PS. I like the use of a 4" file as a monetary standard. Very apt.
One is sort of tool related - Siddons "Gesture & Action", 1st ed 1807; inside is a 1950 letter from director Alec Clunes to the actors Roger Livesay and Ursula Jeans, referring to the illustrations in the book adding to the interest. Rare because still in original binding, complete (most books have illustrations removed), with only some foxing to detract. A valuable book with other treasured connections for me.
I love my collection of early UK Woodworker publications - not so valuable of course, but take up several feet of shelf space.
However for research purposes the Internet is supreme for at least:
1) Access to a wide a range of material otherwise not available at any price, or too high a price
2) You do not need shelf space
3) Manipulating/quoting material is much easier.
An area that is of concern is works by dead authors, still in copyright, out of print and hard/expensive to get. For example the books of Ken Roberts are unlikely to be republished, hard to get 2nd hand, and still very useful. Nobody benefits from the 70 year rule in this case, there should be a mechanism to allow non-commercial digital access as a default (that the owner can override) if a book has been out of print for a period of say 20 years.
Nice book and great inscription, look at that penmanship. I am wondering if there is bleed through, but it looks like he signed the paper fastened to the board?
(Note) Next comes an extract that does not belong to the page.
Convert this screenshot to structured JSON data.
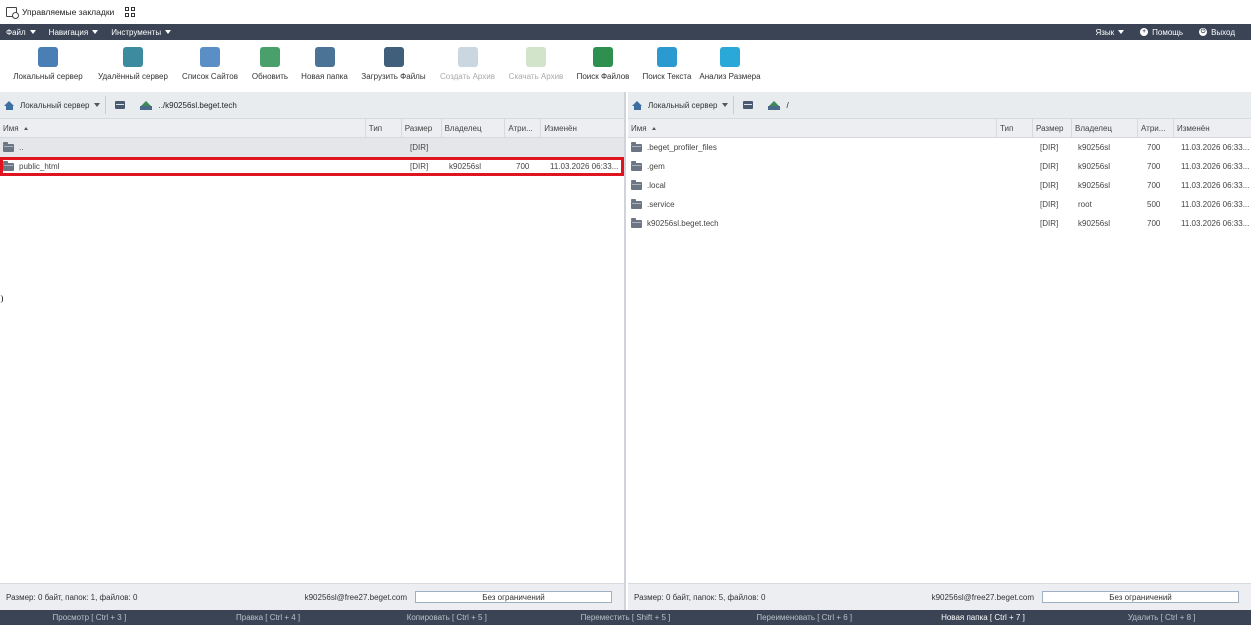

No doubt iron gall ink, can you tell if he used a metal nib or a quill to write the inscription?